Religion and science often seem like two opposites, but sometimes they appear to overlap. For example, philosopher and scientist Evan Thompson discovered a link between the functioning of the brain and some beliefs of Buddhism.
Buddhists believe that everything is constantly changing. They call this realization ‘anicca’. Because nothing remains the same, nothing can belong to anyone. Everything is without possessor. According to Buddhism, people are also in constant change. It means that according to ‘anicca’ we cannot be ‘owners’ of ourselves. In other words, there is no fixed ‘ego’ or ‘I’. This ‘selflessness’ is called ‘anatta‘.
This Buddhist belief has a major impact on our self-image: when we are in a constant stream of change, we are always a different person. Evan Thompson linked this theory to some contemporary scientific discoveries. According to neuroscience, the body and brain are indeed made up of a constantly changing flow. So science came to the same conclusion many centuries later than Buddhism.

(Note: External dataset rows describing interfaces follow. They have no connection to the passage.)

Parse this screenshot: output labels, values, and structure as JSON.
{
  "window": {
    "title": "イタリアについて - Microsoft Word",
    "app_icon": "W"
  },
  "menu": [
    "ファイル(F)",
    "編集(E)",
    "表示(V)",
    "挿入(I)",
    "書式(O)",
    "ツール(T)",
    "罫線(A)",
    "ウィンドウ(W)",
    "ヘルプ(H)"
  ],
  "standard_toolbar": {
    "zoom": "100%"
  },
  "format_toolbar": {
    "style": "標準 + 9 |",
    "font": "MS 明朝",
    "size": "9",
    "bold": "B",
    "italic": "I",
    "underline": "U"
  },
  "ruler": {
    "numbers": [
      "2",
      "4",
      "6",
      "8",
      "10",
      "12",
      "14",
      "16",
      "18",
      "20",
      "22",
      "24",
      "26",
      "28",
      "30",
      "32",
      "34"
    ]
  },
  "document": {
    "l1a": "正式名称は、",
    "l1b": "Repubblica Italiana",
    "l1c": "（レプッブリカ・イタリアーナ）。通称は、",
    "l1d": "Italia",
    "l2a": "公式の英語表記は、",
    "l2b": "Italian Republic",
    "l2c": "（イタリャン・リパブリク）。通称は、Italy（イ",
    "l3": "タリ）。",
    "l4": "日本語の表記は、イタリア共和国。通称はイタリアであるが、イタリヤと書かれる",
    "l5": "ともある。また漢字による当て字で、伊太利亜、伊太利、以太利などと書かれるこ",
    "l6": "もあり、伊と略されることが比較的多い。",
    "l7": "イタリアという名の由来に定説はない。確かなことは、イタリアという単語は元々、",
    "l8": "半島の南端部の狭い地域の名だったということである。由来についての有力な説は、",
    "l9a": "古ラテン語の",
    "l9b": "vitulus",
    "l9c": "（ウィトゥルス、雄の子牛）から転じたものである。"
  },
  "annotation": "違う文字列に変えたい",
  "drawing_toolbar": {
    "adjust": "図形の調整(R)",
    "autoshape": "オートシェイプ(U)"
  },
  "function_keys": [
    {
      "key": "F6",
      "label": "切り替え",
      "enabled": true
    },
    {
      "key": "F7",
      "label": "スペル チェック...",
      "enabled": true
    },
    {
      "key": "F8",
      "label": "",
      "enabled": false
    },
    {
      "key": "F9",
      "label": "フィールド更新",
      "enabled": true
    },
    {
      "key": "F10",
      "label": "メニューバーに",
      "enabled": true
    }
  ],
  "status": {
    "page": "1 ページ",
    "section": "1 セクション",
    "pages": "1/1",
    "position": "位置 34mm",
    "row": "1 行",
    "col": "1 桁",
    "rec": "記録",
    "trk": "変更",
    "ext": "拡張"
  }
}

The reality that there is no fixed ego can be liberating, according to Thompson. After all, people should no longer be held back by the entrenched idea they have about themselves. Their possibilities are endless. Neuroscience is convinced that people can change their own brain by training it. We can decide for ourselves how we grow, evolve, and in which areas we improve ourselves. In scientific terms, this is called neural plasticity. This discovery is also not new to Buddhists. After all, almost all of the religion revolves around being able to train the mind to do and think good.